First, Br. Lawrence was a man of deep faith. Even before the monastery, he was a man in whom the Faith was alive. “What we need is to make our faith come alive,” says Br. Lawrence. “It is a thing worthy of pity to have so little faith, and instead of taking faith for our rule and conduct, to amuse ourselves with little devotions that change every day. Making ourselves come alive is the very spirit of the Church and is sufficient to bring us to a high degree of perfection.” His faith was the rich soil from which the spirituality of practicing the presence of God grew.
His method of prayer—if you can call it that—is not complicated; in fact, it is quite simple (simple is not the same as easy, remember). Assigned to the kitchen for three decades, he lived much of his religious life amid the pots and pans. For a soldier who had no special predilection to the culinary arts, this could have been a significant disappointment and a source of inner struggle; and very likely it was, at least at the beginning. But Br. Lawrence did not allow his environment and his circumstances to prevent him from becoming a contemplative. He developed the habit of continuous conversation with God by practice. To converse familiarly with God in a habitual way, one must first of all believe that God is near, that He is close. And one must desire to commune with Him and be willing to work at it. “At the beginning, we must somewhat apply ourselves to forming the inner habit of conversing continually with God and ascribing to Him all that we do. But after being careful to do this for a short time, we feel ourselves awakened by His love without any difficulty.” Br. Lawrence seems to have been “awakened by His love,” and this allowed him to accept his kitchen assignment, preparing every meal and washing every pot, for love of God. And working thus, he developed a tranquil spirit like the “weaned child” of Psalm 131. Furthermore, he became a highly sought-after mentor in the spiritual life.
Half the book is comprised of letters written to people (mostly Mother Superiors) who wanted to know his secret to sanctity.
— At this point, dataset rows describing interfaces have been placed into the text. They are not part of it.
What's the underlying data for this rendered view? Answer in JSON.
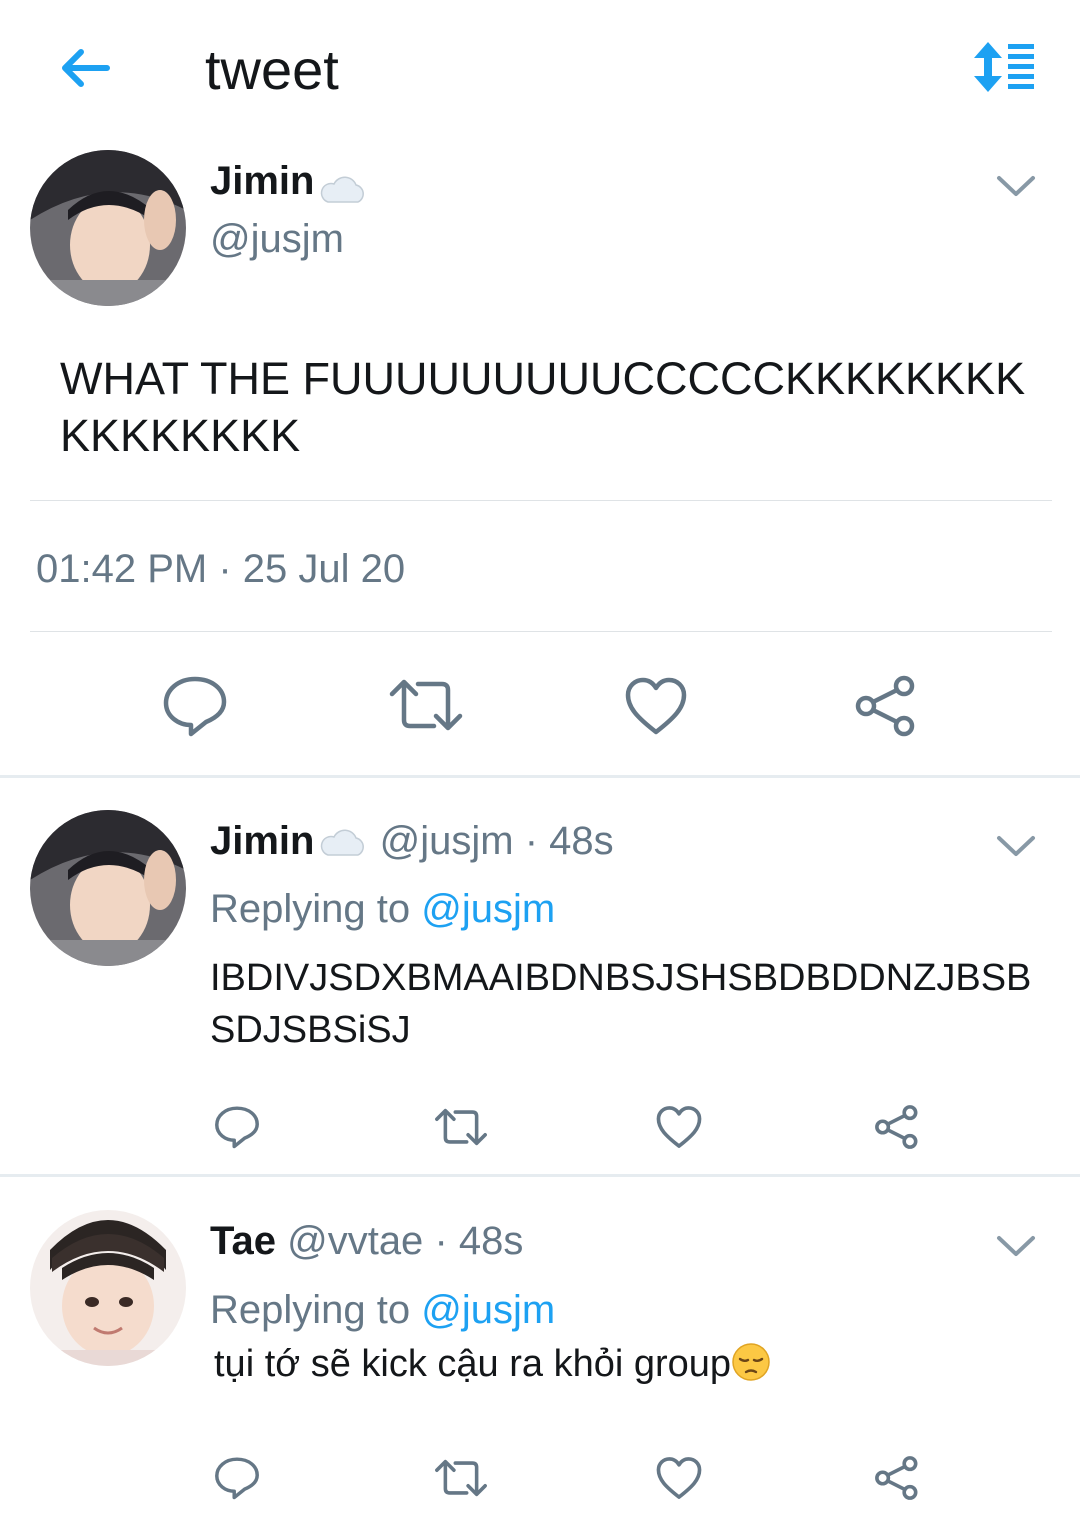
{
  "header": {
    "title": "tweet",
    "back_icon": "arrow-left-icon",
    "sort_icon": "sort-list-icon"
  },
  "main_tweet": {
    "name": "Jimin",
    "name_emoji": "cloud-icon",
    "handle": "@jusjm",
    "text": "WHAT THE FUUUUUUUUUCCCCCKKKKKKKKKKKKKKKK",
    "time": "01:42 PM",
    "separator": "·",
    "date": "25 Jul 20"
  },
  "replies": [
    {
      "name": "Jimin",
      "handle": "@jusjm",
      "separator": "·",
      "age": "48s",
      "replying_prefix": "Replying to",
      "replying_handle": "@jusjm",
      "text": "IBDIVJSDXBMAAIBDNBSJSHSBDBDDNZJBSBSDJSBSiSJ"
    },
    {
      "name": "Tae",
      "handle": "@vvtae",
      "separator": "·",
      "age": "48s",
      "replying_prefix": "Replying to",
      "replying_handle": "@jusjm",
      "text": "tụi tớ sẽ kick cậu ra khỏi group",
      "emoji": "pensive-face-emoji"
    }
  ],
  "colors": {
    "accent": "#1da1f2",
    "secondary_text": "#657786",
    "icon": "#657786"
  }
}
In charity, Br. Lawrence wrote letters explaining in simple terms what he had habitually been doing: calling to mind the presence of God, conversing with Him in a familiar way—naturally and honestly, bringing God into the mundane, the difficult, the times of dryness, and the disappoints and failures of life…. Whatever the circumstances of the moment—it mattered not at all; because they became an occasion to seek God and to adore Him, using words in the beginning, and later, when words were no longer needed, by the interior posture of concentrated receptivity. “The holiest, most universal and most necessary practice in the spiritual life is the presence of God.” Br. Lawrence declares. This “way” of his is described, along with its effects, in simple terms by way of the letters and notes that comprise this little treasure of a book, which was compiled after his death. Being aware of God, and being with Him in one’s innermost self is the heart of the teaching of Br. Lawrence. This book has been a guide for centuries; it is old; but the truths within it have the potential to open up a new life within every person who ventures to practice the presence of God. Mother Clare, CFR